Requirement:
The expected response is a copy of every line in the entries below that includes the word "JSON".

Excerpts from an interface dataset
■ ■ ■ ■
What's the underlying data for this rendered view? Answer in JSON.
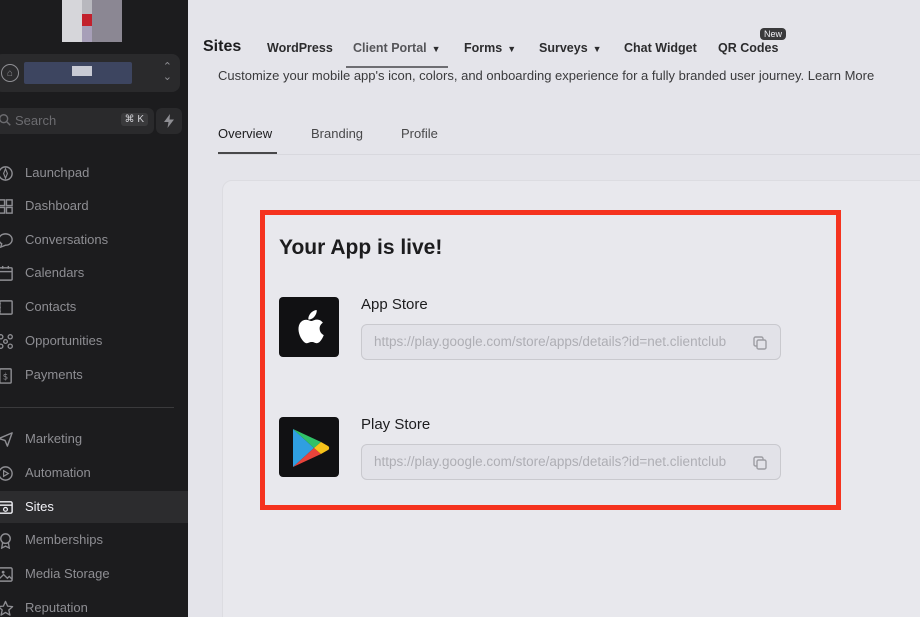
{
  "sidebar": {
    "search_label": "Search",
    "search_shortcut": "⌘ K",
    "items": [
      {
        "label": "Launchpad",
        "icon": "launchpad-icon"
      },
      {
        "label": "Dashboard",
        "icon": "dashboard-icon"
      },
      {
        "label": "Conversations",
        "icon": "chat-bubble-icon"
      },
      {
        "label": "Calendars",
        "icon": "calendar-icon"
      },
      {
        "label": "Contacts",
        "icon": "contacts-icon"
      },
      {
        "label": "Opportunities",
        "icon": "opportunities-icon"
      },
      {
        "label": "Payments",
        "icon": "payments-icon"
      },
      {
        "label": "Marketing",
        "icon": "send-icon"
      },
      {
        "label": "Automation",
        "icon": "automation-icon"
      },
      {
        "label": "Sites",
        "icon": "sites-icon",
        "active": true
      },
      {
        "label": "Memberships",
        "icon": "memberships-icon"
      },
      {
        "label": "Media Storage",
        "icon": "image-icon"
      },
      {
        "label": "Reputation",
        "icon": "star-icon"
      }
    ]
  },
  "header": {
    "title": "Sites",
    "nav": [
      {
        "label": "WordPress"
      },
      {
        "label": "Client Portal",
        "dropdown": true,
        "active": true
      },
      {
        "label": "Forms",
        "dropdown": true
      },
      {
        "label": "Surveys",
        "dropdown": true
      },
      {
        "label": "Chat Widget"
      },
      {
        "label": "QR Codes",
        "badge": "New"
      }
    ]
  },
  "page": {
    "subtitle": "Customize your mobile app's icon, colors, and onboarding experience for a fully branded user journey. Learn More",
    "tabs": [
      {
        "label": "Overview",
        "active": true
      },
      {
        "label": "Branding"
      },
      {
        "label": "Profile"
      }
    ]
  },
  "app_live": {
    "title": "Your App is live!",
    "stores": [
      {
        "label": "App Store",
        "url": "https://play.google.com/store/apps/details?id=net.clientclub",
        "icon": "apple-icon"
      },
      {
        "label": "Play Store",
        "url": "https://play.google.com/store/apps/details?id=net.clientclub",
        "icon": "google-play-icon"
      }
    ]
  },
  "colors": {
    "highlight": "#f5331f",
    "sidebar_bg": "#1c1c1e",
    "page_bg": "#e4e4ea"
  }
}
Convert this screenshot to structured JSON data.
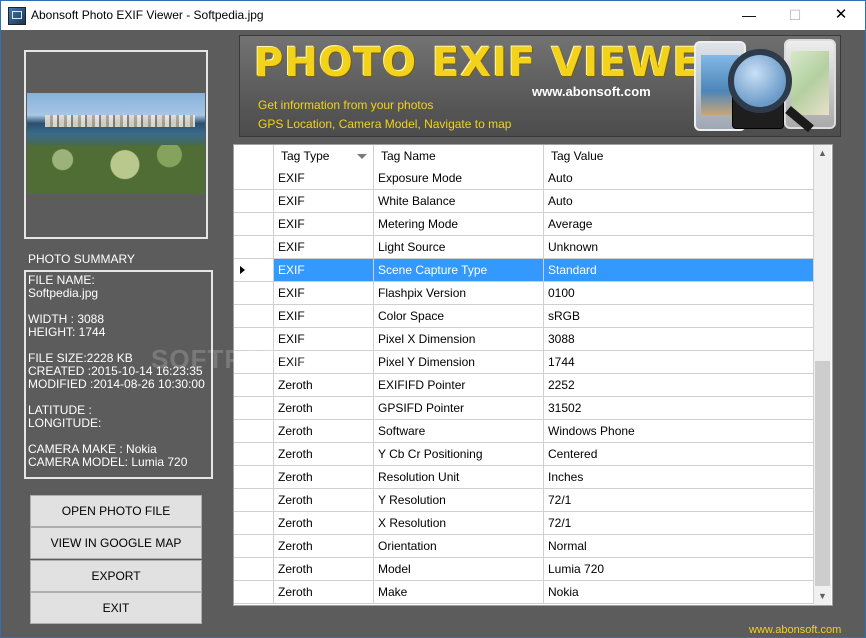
{
  "window": {
    "title": "Abonsoft Photo EXIF Viewer - Softpedia.jpg",
    "minimize_glyph": "—",
    "maximize_glyph": "☐",
    "close_glyph": "✕"
  },
  "summary": {
    "label": "PHOTO SUMMARY",
    "lines": [
      "FILE NAME:",
      "Softpedia.jpg",
      "",
      "WIDTH : 3088",
      "HEIGHT: 1744",
      "",
      "FILE SIZE:2228 KB",
      "CREATED  :2015-10-14 16:23:35",
      "MODIFIED :2014-08-26 10:30:00",
      "",
      "LATITUDE :",
      "LONGITUDE:",
      "",
      "CAMERA MAKE : Nokia",
      "CAMERA MODEL: Lumia 720"
    ]
  },
  "buttons": {
    "open": "OPEN PHOTO FILE",
    "map": "VIEW IN GOOGLE MAP",
    "export": "EXPORT",
    "exit": "EXIT"
  },
  "banner": {
    "title": "PHOTO EXIF VIEWER",
    "url": "www.abonsoft.com",
    "tagline1": "Get information from your photos",
    "tagline2": "GPS Location, Camera Model, Navigate to map"
  },
  "grid": {
    "columns": [
      "Tag Type",
      "Tag Name",
      "Tag Value"
    ],
    "selected_index": 4,
    "rows": [
      [
        "EXIF",
        "Exposure Mode",
        "Auto"
      ],
      [
        "EXIF",
        "White Balance",
        "Auto"
      ],
      [
        "EXIF",
        "Metering Mode",
        "Average"
      ],
      [
        "EXIF",
        "Light Source",
        "Unknown"
      ],
      [
        "EXIF",
        "Scene Capture Type",
        "Standard"
      ],
      [
        "EXIF",
        "Flashpix Version",
        "0100"
      ],
      [
        "EXIF",
        "Color Space",
        "sRGB"
      ],
      [
        "EXIF",
        "Pixel X Dimension",
        "3088"
      ],
      [
        "EXIF",
        "Pixel Y Dimension",
        "1744"
      ],
      [
        "Zeroth",
        "EXIFIFD Pointer",
        "2252"
      ],
      [
        "Zeroth",
        "GPSIFD Pointer",
        "31502"
      ],
      [
        "Zeroth",
        "Software",
        "Windows Phone"
      ],
      [
        "Zeroth",
        "Y Cb Cr Positioning",
        "Centered"
      ],
      [
        "Zeroth",
        "Resolution Unit",
        "Inches"
      ],
      [
        "Zeroth",
        "Y Resolution",
        "72/1"
      ],
      [
        "Zeroth",
        "X Resolution",
        "72/1"
      ],
      [
        "Zeroth",
        "Orientation",
        "Normal"
      ],
      [
        "Zeroth",
        "Model",
        "Lumia 720"
      ],
      [
        "Zeroth",
        "Make",
        "Nokia"
      ]
    ]
  },
  "footer_link": "www.abonsoft.com",
  "watermark": "SOFTPEDIA",
  "colors": {
    "window_bg": "#5c5c5c",
    "banner_yellow": "#f3d21c",
    "selection": "#3399ff"
  }
}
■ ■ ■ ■
Exercise solution:
What's the underlying data for this rendered view? Answer in JSON.
Convert this screenshot to structured JSON data.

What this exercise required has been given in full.